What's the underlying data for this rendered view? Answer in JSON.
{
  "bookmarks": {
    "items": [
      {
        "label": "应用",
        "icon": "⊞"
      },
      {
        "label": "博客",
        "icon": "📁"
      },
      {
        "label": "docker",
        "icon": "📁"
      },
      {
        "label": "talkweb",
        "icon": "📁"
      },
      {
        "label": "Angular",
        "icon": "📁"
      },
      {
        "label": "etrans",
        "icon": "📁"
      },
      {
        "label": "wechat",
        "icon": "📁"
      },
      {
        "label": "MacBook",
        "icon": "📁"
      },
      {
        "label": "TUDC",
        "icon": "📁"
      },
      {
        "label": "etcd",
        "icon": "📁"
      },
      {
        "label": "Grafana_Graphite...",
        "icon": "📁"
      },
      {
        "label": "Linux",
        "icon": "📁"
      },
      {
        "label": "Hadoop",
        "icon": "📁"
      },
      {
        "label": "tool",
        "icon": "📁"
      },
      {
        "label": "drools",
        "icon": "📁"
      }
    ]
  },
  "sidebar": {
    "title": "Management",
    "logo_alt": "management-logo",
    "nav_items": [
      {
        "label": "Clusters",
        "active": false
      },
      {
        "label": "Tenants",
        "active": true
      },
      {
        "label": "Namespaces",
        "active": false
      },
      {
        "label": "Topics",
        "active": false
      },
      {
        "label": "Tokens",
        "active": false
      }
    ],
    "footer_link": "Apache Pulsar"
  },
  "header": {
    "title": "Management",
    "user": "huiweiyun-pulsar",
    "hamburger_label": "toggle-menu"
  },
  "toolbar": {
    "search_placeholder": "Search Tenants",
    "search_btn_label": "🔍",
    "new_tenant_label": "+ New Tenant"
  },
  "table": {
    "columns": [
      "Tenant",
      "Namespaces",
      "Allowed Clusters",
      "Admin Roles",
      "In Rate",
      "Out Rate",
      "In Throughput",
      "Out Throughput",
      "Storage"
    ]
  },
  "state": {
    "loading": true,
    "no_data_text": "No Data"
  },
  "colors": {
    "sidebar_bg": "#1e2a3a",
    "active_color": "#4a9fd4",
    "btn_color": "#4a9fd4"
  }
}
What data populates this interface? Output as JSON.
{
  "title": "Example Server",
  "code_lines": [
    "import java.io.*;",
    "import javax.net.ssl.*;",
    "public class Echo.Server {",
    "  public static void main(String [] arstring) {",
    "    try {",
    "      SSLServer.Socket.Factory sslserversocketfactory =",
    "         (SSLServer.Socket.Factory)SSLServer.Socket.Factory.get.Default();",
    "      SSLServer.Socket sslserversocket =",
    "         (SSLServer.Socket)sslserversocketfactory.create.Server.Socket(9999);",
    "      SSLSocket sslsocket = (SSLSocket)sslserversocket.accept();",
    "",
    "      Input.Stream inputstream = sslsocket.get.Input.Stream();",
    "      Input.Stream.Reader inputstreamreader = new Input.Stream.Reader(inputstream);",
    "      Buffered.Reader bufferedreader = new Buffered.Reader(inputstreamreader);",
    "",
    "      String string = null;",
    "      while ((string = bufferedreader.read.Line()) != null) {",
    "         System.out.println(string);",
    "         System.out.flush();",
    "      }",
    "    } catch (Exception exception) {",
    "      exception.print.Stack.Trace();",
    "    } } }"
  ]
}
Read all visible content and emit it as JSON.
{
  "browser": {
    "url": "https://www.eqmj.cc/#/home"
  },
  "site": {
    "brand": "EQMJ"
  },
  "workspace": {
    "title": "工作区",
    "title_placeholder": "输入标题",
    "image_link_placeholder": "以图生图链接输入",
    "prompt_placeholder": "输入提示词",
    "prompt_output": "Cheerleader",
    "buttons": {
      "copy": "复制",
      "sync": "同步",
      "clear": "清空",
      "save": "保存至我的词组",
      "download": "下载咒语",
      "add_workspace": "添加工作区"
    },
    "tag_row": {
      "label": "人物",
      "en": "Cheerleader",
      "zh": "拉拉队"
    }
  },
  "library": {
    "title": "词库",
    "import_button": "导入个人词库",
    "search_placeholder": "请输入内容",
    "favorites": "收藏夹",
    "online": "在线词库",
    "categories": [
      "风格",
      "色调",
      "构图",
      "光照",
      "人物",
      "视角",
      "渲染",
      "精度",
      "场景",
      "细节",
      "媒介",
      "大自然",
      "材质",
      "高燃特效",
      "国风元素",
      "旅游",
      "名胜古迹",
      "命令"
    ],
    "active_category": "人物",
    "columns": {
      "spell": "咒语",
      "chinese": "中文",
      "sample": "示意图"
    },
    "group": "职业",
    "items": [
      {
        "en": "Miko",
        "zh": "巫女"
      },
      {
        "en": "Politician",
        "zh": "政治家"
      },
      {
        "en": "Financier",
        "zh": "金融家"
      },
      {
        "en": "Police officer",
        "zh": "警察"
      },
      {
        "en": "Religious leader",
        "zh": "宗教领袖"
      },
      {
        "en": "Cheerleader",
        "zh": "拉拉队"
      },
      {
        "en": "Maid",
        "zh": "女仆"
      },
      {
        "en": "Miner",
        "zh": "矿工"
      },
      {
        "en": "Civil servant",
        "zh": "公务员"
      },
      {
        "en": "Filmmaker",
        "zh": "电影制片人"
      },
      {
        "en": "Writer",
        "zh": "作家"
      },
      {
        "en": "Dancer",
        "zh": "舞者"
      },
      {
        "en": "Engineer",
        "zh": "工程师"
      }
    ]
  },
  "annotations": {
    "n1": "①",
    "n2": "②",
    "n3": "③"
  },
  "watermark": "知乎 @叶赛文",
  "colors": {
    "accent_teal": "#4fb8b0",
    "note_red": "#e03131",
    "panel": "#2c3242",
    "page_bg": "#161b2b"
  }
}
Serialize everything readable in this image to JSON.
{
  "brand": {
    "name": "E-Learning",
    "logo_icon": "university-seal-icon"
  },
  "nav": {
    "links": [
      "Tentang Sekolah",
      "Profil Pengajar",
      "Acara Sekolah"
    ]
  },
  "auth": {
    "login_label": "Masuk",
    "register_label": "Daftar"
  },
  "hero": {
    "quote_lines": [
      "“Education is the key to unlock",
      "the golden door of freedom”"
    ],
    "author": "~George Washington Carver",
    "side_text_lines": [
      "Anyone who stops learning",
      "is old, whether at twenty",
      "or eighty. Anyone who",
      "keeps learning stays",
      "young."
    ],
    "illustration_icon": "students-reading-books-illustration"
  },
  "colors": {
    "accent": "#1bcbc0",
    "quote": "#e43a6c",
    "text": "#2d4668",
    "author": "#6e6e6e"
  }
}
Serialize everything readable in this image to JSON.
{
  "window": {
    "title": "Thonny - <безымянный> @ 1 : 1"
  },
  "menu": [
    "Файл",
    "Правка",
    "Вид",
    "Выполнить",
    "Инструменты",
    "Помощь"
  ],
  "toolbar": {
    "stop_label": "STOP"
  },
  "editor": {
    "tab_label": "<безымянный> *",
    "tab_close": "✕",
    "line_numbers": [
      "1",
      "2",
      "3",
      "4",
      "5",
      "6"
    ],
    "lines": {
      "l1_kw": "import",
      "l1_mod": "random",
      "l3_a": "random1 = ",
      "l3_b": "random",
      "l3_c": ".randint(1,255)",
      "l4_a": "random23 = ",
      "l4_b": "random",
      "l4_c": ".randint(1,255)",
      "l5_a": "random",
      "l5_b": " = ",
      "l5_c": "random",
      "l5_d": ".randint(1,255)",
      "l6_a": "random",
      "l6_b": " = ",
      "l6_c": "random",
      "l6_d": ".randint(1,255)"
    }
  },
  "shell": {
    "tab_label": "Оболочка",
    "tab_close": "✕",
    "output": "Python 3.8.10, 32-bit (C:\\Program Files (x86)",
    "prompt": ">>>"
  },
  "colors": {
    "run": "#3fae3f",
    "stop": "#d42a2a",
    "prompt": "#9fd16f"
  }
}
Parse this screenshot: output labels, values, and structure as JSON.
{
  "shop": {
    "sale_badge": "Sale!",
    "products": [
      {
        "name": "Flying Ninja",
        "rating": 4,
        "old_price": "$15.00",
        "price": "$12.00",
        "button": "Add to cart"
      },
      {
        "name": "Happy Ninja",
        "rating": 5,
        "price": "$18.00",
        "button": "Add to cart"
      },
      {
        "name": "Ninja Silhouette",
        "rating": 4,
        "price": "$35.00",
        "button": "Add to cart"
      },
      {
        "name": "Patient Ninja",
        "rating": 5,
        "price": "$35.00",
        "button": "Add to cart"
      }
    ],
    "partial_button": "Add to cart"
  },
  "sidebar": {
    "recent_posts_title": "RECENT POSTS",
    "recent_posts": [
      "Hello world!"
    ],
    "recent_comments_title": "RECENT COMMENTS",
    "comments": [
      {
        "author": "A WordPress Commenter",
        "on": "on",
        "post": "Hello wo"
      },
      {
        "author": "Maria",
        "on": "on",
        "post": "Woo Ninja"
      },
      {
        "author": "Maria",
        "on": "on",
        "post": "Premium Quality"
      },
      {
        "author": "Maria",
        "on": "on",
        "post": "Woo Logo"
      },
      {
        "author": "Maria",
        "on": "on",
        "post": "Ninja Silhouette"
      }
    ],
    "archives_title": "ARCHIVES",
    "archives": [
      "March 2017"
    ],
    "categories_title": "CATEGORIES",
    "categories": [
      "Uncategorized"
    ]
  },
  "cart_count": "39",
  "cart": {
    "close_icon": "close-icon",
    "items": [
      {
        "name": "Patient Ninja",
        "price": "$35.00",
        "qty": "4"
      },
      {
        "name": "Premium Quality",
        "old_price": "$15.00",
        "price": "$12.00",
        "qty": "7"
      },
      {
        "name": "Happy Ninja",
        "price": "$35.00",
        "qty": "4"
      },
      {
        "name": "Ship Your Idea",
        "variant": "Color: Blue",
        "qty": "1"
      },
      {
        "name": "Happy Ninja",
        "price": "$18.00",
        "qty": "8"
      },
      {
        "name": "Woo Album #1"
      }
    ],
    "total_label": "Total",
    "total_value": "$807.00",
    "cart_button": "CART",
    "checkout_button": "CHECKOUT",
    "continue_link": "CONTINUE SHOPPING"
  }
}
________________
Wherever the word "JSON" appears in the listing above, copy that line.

What's the underlying data for this rendered view? Answer in JSON.
What data populates this interface? Output as JSON.
Read all visible content and emit it as JSON.
Serialize everything readable in this image to JSON.
Serialize everything readable in this image to JSON.
Parse this screenshot: output labels, values, and structure as JSON.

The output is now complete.